Serum Neurofilament Identifies Patients With Multiple Sclerosis With Severe Focal Axonal Damage in a 6-Year Longitudinal Cohort

Neurol Neuroimmunol Neuroinflamm. 2022 Nov 21;10(1):e200055. doi: 10.1212/NXI.0000000000200055. Print 2023 Jan.


Background and objectives: Immunomodulatory therapies reduce the relapse rate but only marginally control disability progression in patients with MS. Although serum neurofilament light chain (sNfL) levels correlate best with acute signs of inflammation (e.g., relapses and gadolinium-enhancing [Gd+] lesions), their role in predicting progressive biology and irreversible axonal damage is less clear. We aimed to determine the ability of sNfL to dissect distinct measures of disease severity and predict future (no) evidence of disease activity (EDA/no evidence of disease activity [NEDA]).

Methods: One hundred fifty-three of 221 patients with relapsing-remitting MS initially enrolled in the Neurofilament and longterm outcome in MS cohort at the MS outpatient clinic of the University Medical Center Mainz (Germany) met the inclusion criteria for this prospective observational cohort study with a median follow-up of 6 years (interquartile range 4-7 years). Progressive disease forms were excluded. Inclusion criteria consisted of Expanded Disability Status Scale (EDSS) assessment within 3 months and MRI within 12 months around blood sampling at baseline (y0) and follow-up (y6). EDSS progression at y6 had to be confirmed 12 weeks later. sNfL was measured by single-molecule array, and the following additional variables were recorded: therapy, medical history, and detailed MRI parameters (T2 hyperintense lesions, Gd+ lesions, and new persistent T1 hypointense lesions).

Results: Patients experiencing EDSS progression or new persistent T1 lesions at y6 showed increased sNfL levels at y0 compared with stable patients or patients with inflammatory activity only. As a potential readily accessible marker of neurodegeneration, we incorporated the absence of persistent T1 lesions to the NEDA-3 concept (NEDA-3T1: n = 54, 35.3%; EDAT1: n = 99, 64.7%) and then evaluated a risk score with factors that distinguish patients with and without NEDA-3T1 status. Adding sNfL to this risk score significantly improved NEDA-3T1 prediction (0.697 95% CI 0.616-0.770 vs 0.819 95% CI 0.747-0.878, p < 0.001). Patients with sNfL values ≤8.6 pg/mL showed a 76% risk reduction for EDAT1 at y6 (hazard ratio 0.244, 95% CI 0.142-0.419, p < 0.001).

Discussion: sNfL levels associate with severe focal axonal damage as reflected by development of persistent T1 lesions.
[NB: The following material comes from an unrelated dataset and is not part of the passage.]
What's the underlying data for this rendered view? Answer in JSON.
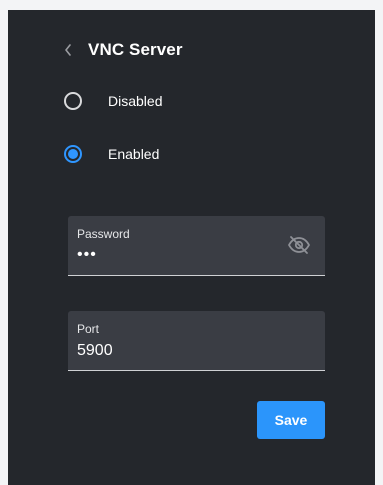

Baseline sNfL values predicted NEDA-3T1 status at 6-year follow-up.

Publication types

  • Observational Study
  • Research Support, Non-U.S. Gov't

MeSH terms

  • Axons
  • Cohort Studies
  • Humans
  • Intermediate Filaments*
  • Multiple Sclerosis*
  • Prospective Studies